Sarah Vaine, executive director for the Summit Community Care Clinic, suspects that if an expansion goes through, some providers will have to cut the number of Medicaid patients they see because of the fee-for-service rates, “in which case, people with public insurance, including Medicare, will increasingly start to feel like uninsured folks,” she said.
Vaine points to the case of Dr. Marc Shiffman, who recently shut down his practice in Summit partly due to dwindling Medicare reimbursement rates.
“I think there will be a lot more options for people to go from uninsured to Medicaid, or from uninsured to the insurance exchanges,” Vaine said. “But it’s all going to be a matter of what those reimbursement rates will be like, and which providers will be willing and able to take that insurance.”
Recent estimates place the current number of uninsured children in Summit County that don’t qualify for Medicaid just below 1,000, Ebert-Santos said, and these new standards will expand qualifications to include the families of these children.
“Are there children out there in Summit County who are not receiving care that could expand our patient base? If so, more patients would lower our overhead per patient,” Ebert-Santos said.
But between the Care Clinic and family practitioners in the area, the pediatrician suspects there are few children not already enrolled with a physician.
“Better access could mean more preventive visits for those who could not formerly afford the insurance or co-pays. This could build volume. Improving the reimbursement for two years would help our bottom line, surely, but if it means our insured patients switch to Medicaid it may be neutralized,” Ebert-Santos said.
The Community Care Clinic’s mission has always been to serve those medically under-served, which historically has been the uninsured, Vaine said.
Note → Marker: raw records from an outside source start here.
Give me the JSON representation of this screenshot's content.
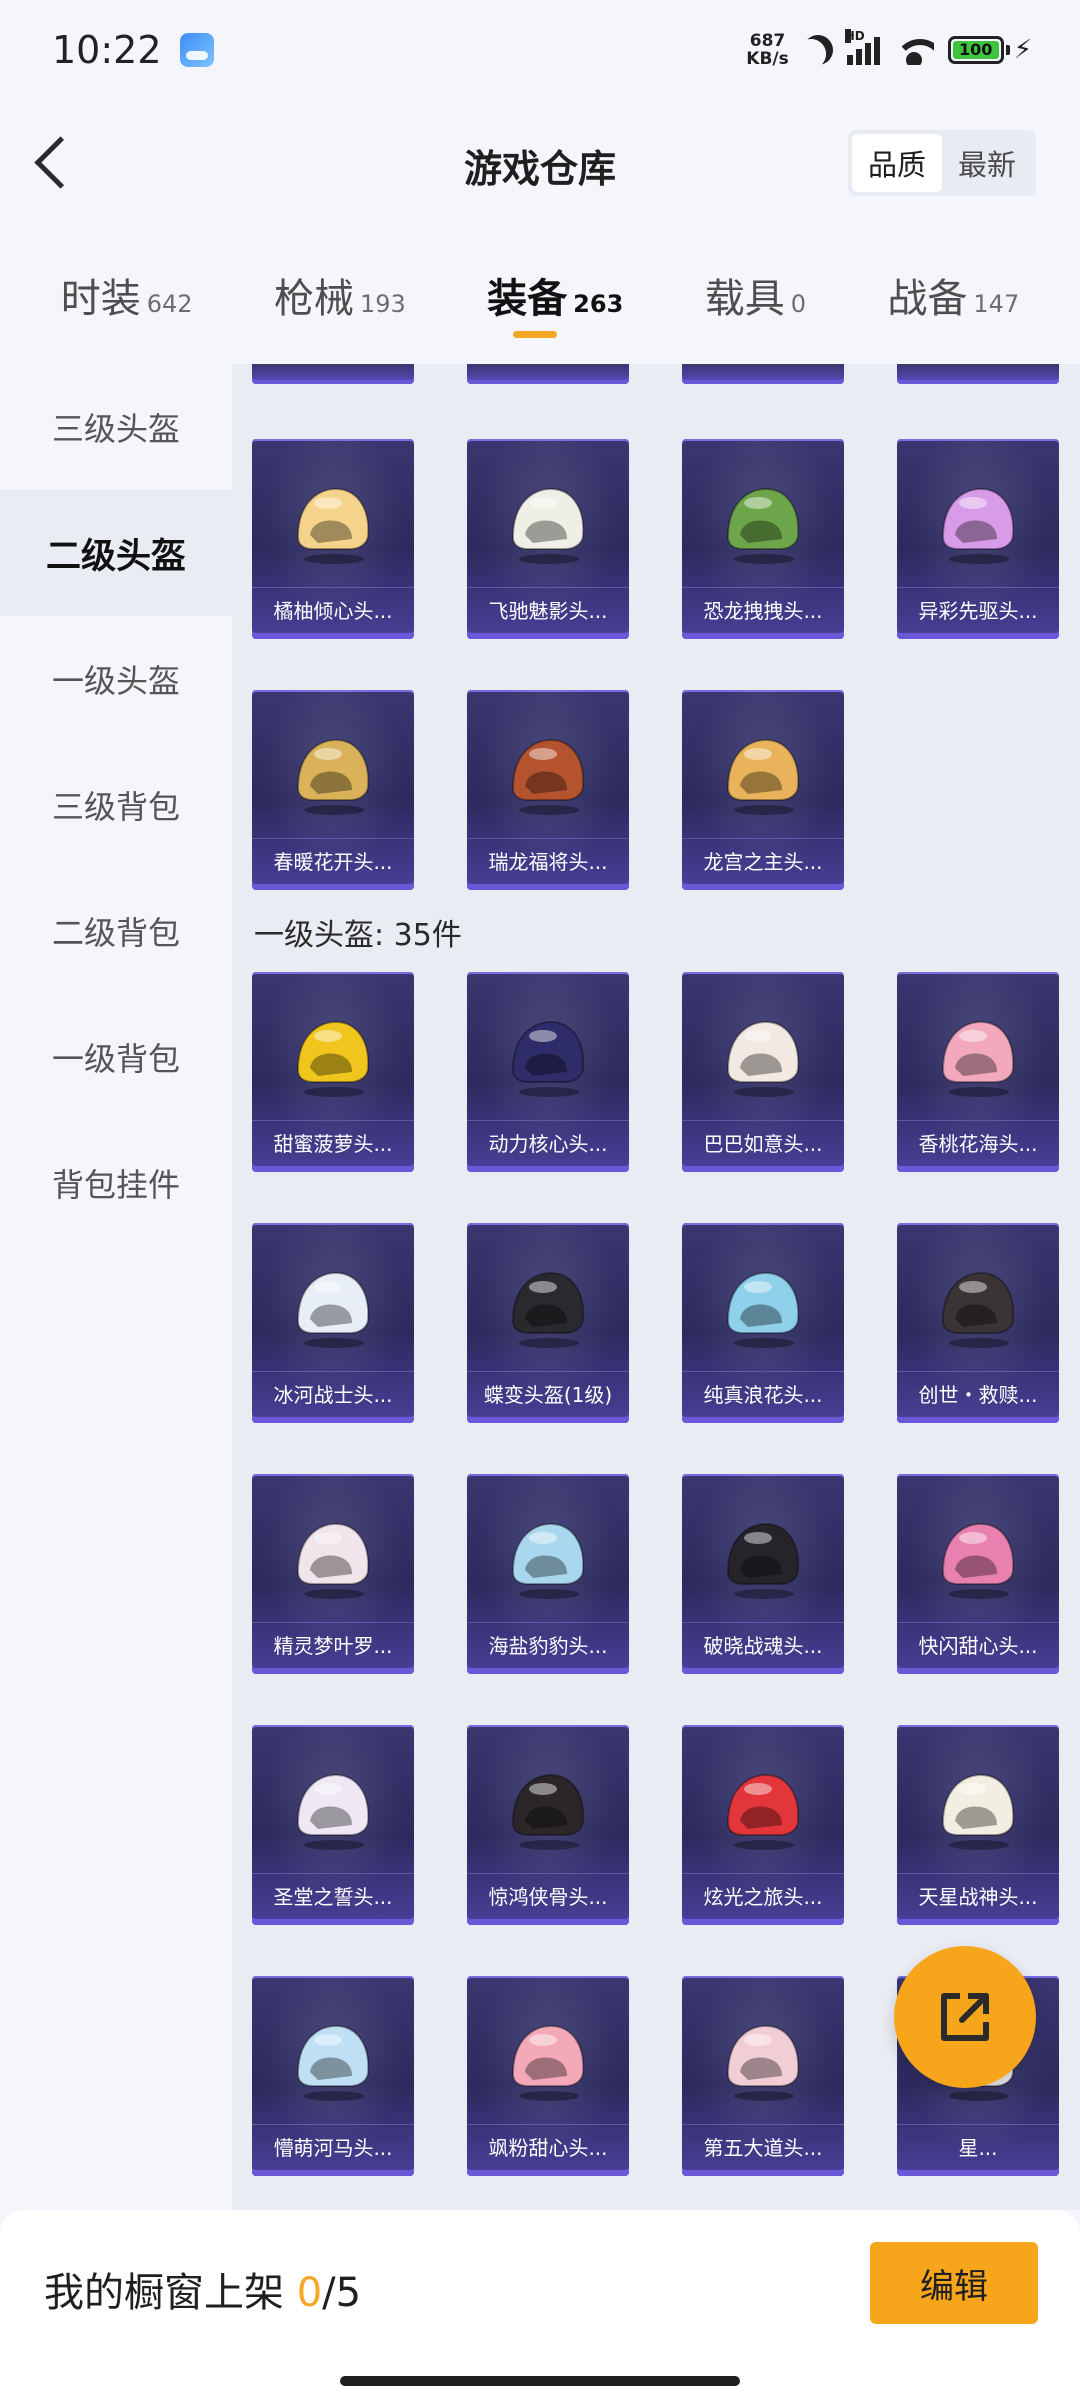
{
  "status_bar": {
    "time": "10:22",
    "net_speed_value": "687",
    "net_speed_unit": "KB/s",
    "signal_label": "HD",
    "battery": "100"
  },
  "header": {
    "title": "游戏仓库",
    "sort_options": [
      "品质",
      "最新"
    ],
    "active_sort": "品质"
  },
  "tabs": [
    {
      "label": "时装",
      "count": "642"
    },
    {
      "label": "枪械",
      "count": "193"
    },
    {
      "label": "装备",
      "count": "263",
      "active": true
    },
    {
      "label": "载具",
      "count": "0"
    },
    {
      "label": "战备",
      "count": "147"
    }
  ],
  "sidebar": {
    "items": [
      "三级头盔",
      "二级头盔",
      "一级头盔",
      "三级背包",
      "二级背包",
      "一级背包",
      "背包挂件"
    ],
    "active": "二级头盔"
  },
  "content": {
    "level2_items": [
      {
        "name": "橘柚倾心头...",
        "icon": "orange-helmet-icon",
        "color": "#f6d38a"
      },
      {
        "name": "飞驰魅影头...",
        "icon": "winged-helmet-icon",
        "color": "#f0efe6"
      },
      {
        "name": "恐龙拽拽头...",
        "icon": "frog-helmet-icon",
        "color": "#6da64a"
      },
      {
        "name": "异彩先驱头...",
        "icon": "chameleon-helmet-icon",
        "color": "#d79be8"
      },
      {
        "name": "春暖花开头...",
        "icon": "flower-helmet-icon",
        "color": "#d9b25a"
      },
      {
        "name": "瑞龙福将头...",
        "icon": "dragon-helmet-icon",
        "color": "#b5532f"
      },
      {
        "name": "龙宫之主头...",
        "icon": "dragon-palace-helmet-icon",
        "color": "#e8b35a"
      }
    ],
    "level1_section_title": "一级头盔: 35件",
    "level1_items": [
      {
        "name": "甜蜜菠萝头...",
        "icon": "pineapple-helmet-icon",
        "color": "#f0c61e"
      },
      {
        "name": "动力核心头...",
        "icon": "power-core-helmet-icon",
        "color": "#2f2c6a"
      },
      {
        "name": "巴巴如意头...",
        "icon": "white-helmet-icon",
        "color": "#f2e9e3"
      },
      {
        "name": "香桃花海头...",
        "icon": "peach-helmet-icon",
        "color": "#f2a9be"
      },
      {
        "name": "冰河战士头...",
        "icon": "ice-helmet-icon",
        "color": "#e8eef8"
      },
      {
        "name": "蝶变头盔(1级)",
        "icon": "black-helmet-icon",
        "color": "#2a2a2e"
      },
      {
        "name": "纯真浪花头...",
        "icon": "wave-helmet-icon",
        "color": "#8fd0ea"
      },
      {
        "name": "创世・救赎...",
        "icon": "genesis-helmet-icon",
        "color": "#3a3436"
      },
      {
        "name": "精灵梦叶罗...",
        "icon": "elf-helmet-icon",
        "color": "#f1e4ea"
      },
      {
        "name": "海盐豹豹头...",
        "icon": "seal-helmet-icon",
        "color": "#a9d8ee"
      },
      {
        "name": "破晓战魂头...",
        "icon": "spiked-helmet-icon",
        "color": "#26242a"
      },
      {
        "name": "快闪甜心头...",
        "icon": "sweetheart-helmet-icon",
        "color": "#e981b0"
      },
      {
        "name": "圣堂之誓头...",
        "icon": "temple-helmet-icon",
        "color": "#efe8f4"
      },
      {
        "name": "惊鸿侠骨头...",
        "icon": "knight-helmet-icon",
        "color": "#2b2728"
      },
      {
        "name": "炫光之旅头...",
        "icon": "red-helmet-icon",
        "color": "#e2363a"
      },
      {
        "name": "天星战神头...",
        "icon": "star-helmet-icon",
        "color": "#f2efe2"
      },
      {
        "name": "懵萌河马头...",
        "icon": "hippo-helmet-icon",
        "color": "#bfe0f4"
      },
      {
        "name": "飒粉甜心头...",
        "icon": "pink-helmet-icon",
        "color": "#f3a9b8"
      },
      {
        "name": "第五大道头...",
        "icon": "plaid-helmet-icon",
        "color": "#f1cdd6"
      },
      {
        "name": "星...",
        "icon": "helmet-icon",
        "color": "#f0eef2"
      }
    ]
  },
  "fab_icon": "share-external-icon",
  "bottom_bar": {
    "label": "我的橱窗上架",
    "current": "0",
    "total": "/5",
    "edit_label": "编辑"
  }
}
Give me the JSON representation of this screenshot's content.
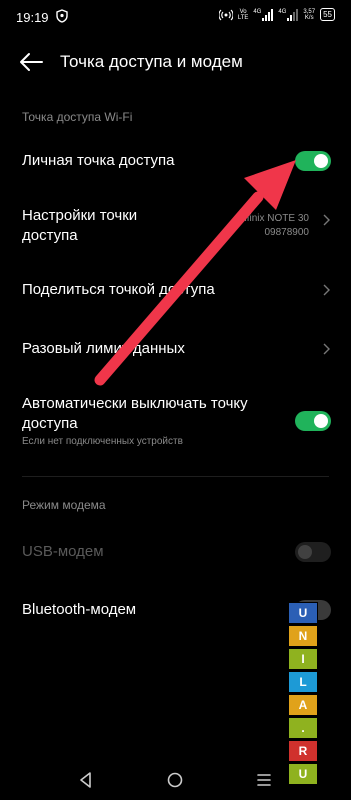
{
  "status_bar": {
    "time": "19:19",
    "vo_top": "Vo",
    "vo_bottom": "LTE",
    "net1": "4G",
    "net2": "4G",
    "speed_top": "3,57",
    "speed_bottom": "K/s",
    "battery": "55"
  },
  "header": {
    "title": "Точка доступа и модем"
  },
  "wifi_section": {
    "label": "Точка доступа Wi-Fi",
    "personal_hotspot": {
      "label": "Личная точка доступа",
      "enabled": true
    },
    "hotspot_settings": {
      "label": "Настройки точки доступа",
      "value_line1": "Infinix NOTE 30",
      "value_line2": "09878900"
    },
    "share_hotspot": {
      "label": "Поделиться точкой доступа"
    },
    "data_limit": {
      "label": "Разовый лимит данных"
    },
    "auto_off": {
      "label": "Автоматически выключать точку доступа",
      "subtitle": "Если нет подключенных устройств",
      "enabled": true
    }
  },
  "modem_section": {
    "label": "Режим модема",
    "usb_modem": {
      "label": "USB-модем",
      "enabled": false
    },
    "bluetooth_modem": {
      "label": "Bluetooth-модем",
      "enabled": false
    }
  },
  "watermark": {
    "letters": [
      "U",
      "N",
      "I",
      "L",
      "A",
      ".",
      "R",
      "U"
    ],
    "colors": [
      "#2b5fb5",
      "#e0a21a",
      "#8fb21f",
      "#1d9ad6",
      "#e0a21a",
      "#8fb21f",
      "#d0312d",
      "#8fb21f"
    ]
  },
  "nav": {
    "icons": [
      "back-triangle-icon",
      "home-circle-icon",
      "recents-menu-icon"
    ]
  },
  "colors": {
    "accent": "#20b35b",
    "annotation_arrow": "#f0364a",
    "background": "#000000"
  }
}
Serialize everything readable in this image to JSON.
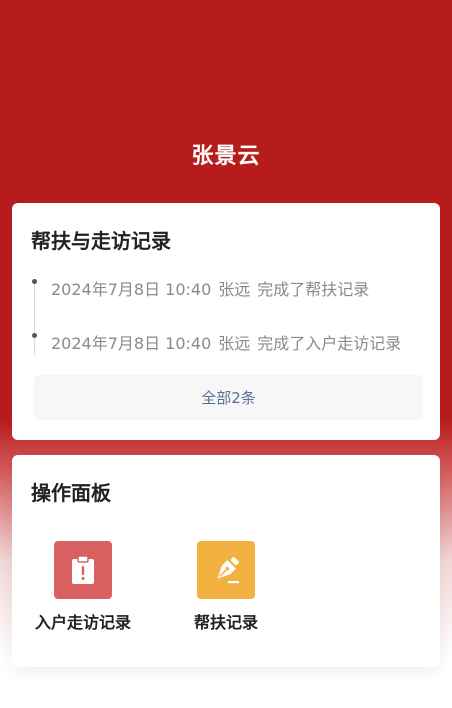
{
  "header": {
    "name": "张景云"
  },
  "records": {
    "title": "帮扶与走访记录",
    "items": [
      {
        "time": "2024年7月8日 10:40",
        "person": "张远",
        "action": "完成了帮扶记录"
      },
      {
        "time": "2024年7月8日 10:40",
        "person": "张远",
        "action": "完成了入户走访记录"
      }
    ],
    "all_label": "全部2条"
  },
  "panel": {
    "title": "操作面板",
    "actions": [
      {
        "label": "入户走访记录",
        "icon": "clipboard-alert-icon",
        "color": "#d96060"
      },
      {
        "label": "帮扶记录",
        "icon": "pen-nib-icon",
        "color": "#f2b140"
      }
    ]
  },
  "colors": {
    "header_bg": "#b71c1c",
    "link": "#5a6e94"
  }
}
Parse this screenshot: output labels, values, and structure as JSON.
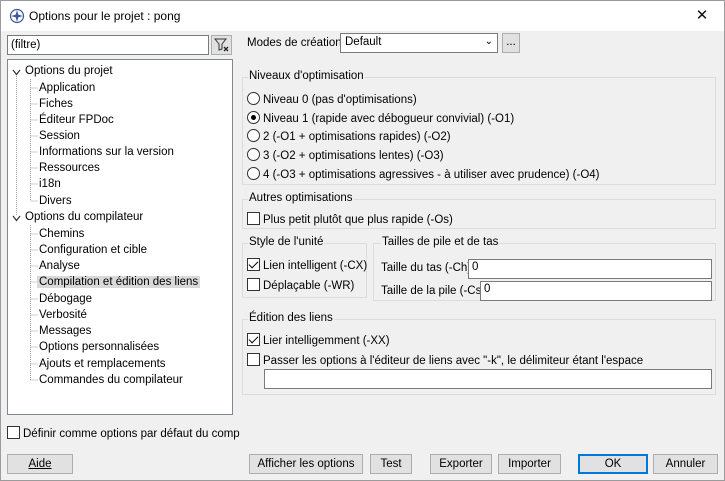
{
  "window": {
    "title": "Options pour le projet : pong",
    "close_label": "✕"
  },
  "filter": {
    "placeholder": "(filtre)"
  },
  "tree": {
    "root1": "Options du projet",
    "root1_children": [
      "Application",
      "Fiches",
      "Éditeur FPDoc",
      "Session",
      "Informations sur la version",
      "Ressources",
      "i18n",
      "Divers"
    ],
    "root2": "Options du compilateur",
    "root2_children": [
      "Chemins",
      "Configuration et cible",
      "Analyse",
      "Compilation et édition des liens",
      "Débogage",
      "Verbosité",
      "Messages",
      "Options personnalisées",
      "Ajouts et remplacements",
      "Commandes du compilateur"
    ],
    "selected_index": 3
  },
  "default_check": {
    "label": "Définir comme options par défaut du comp",
    "checked": false
  },
  "modes": {
    "label": "Modes de création",
    "value": "Default",
    "ellipsis": "..."
  },
  "optimization": {
    "title": "Niveaux d'optimisation",
    "options": [
      "Niveau 0 (pas d'optimisations)",
      "Niveau 1 (rapide avec débogueur convivial) (-O1)",
      "2 (-O1 + optimisations rapides) (-O2)",
      "3 (-O2 + optimisations lentes) (-O3)",
      "4 (-O3 + optimisations agressives - à utiliser avec prudence) (-O4)"
    ],
    "selected": 1
  },
  "other_opt": {
    "title": "Autres optimisations",
    "small_label": "Plus petit plutôt que plus rapide (-Os)",
    "small_checked": false
  },
  "unit_style": {
    "title": "Style de l'unité",
    "smart_label": "Lien intelligent (-CX)",
    "smart_checked": true,
    "relocatable_label": "Déplaçable (-WR)",
    "relocatable_checked": false
  },
  "stack_heap": {
    "title": "Tailles de pile et de tas",
    "heap_label": "Taille du tas (-Ch)",
    "heap_value": "0",
    "stack_label": "Taille de la pile (-Cs)",
    "stack_value": "0"
  },
  "linking": {
    "title": "Édition des liens",
    "smart_link_label": "Lier intelligemment (-XX)",
    "smart_link_checked": true,
    "pass_label": "Passer les options à l'éditeur de liens avec \"-k\", le délimiteur étant l'espace",
    "pass_checked": false,
    "pass_value": ""
  },
  "buttons": {
    "help": "Aide",
    "show_options": "Afficher les options",
    "test": "Test",
    "export": "Exporter",
    "import": "Importer",
    "ok": "OK",
    "cancel": "Annuler"
  }
}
Over time, that could increasingly become people with public insurance who have fewer options in terms of where to go.
“In terms of the expanded Medicaid coverage in Colorado and its impact on High Country Healthcare and Rocky Mountain Regional Health Services, we expect to see a continuing increase in our percent of patients with Medicaid or like coverage,” said Rhonda Koehn, CEO of High Country Healthcare, who is also involved in the creation of Rocky Mountain, a soon-to-be Summit medical office accepting Medicaid.
For more than a year, High Country has been seeing a continuing increase in patients with Medicaid or similar coverage because of the down economy, Koehn said.
“We recognize the high cost of health care and its impact and are working to offer options such as more available primary care hours to help our patients control the high cost of emergency room visits,” she said. “We will continue to explore options and partnerships in our community to provide access to quality health care services.”
The Denver Post contributed to the reporting of this article.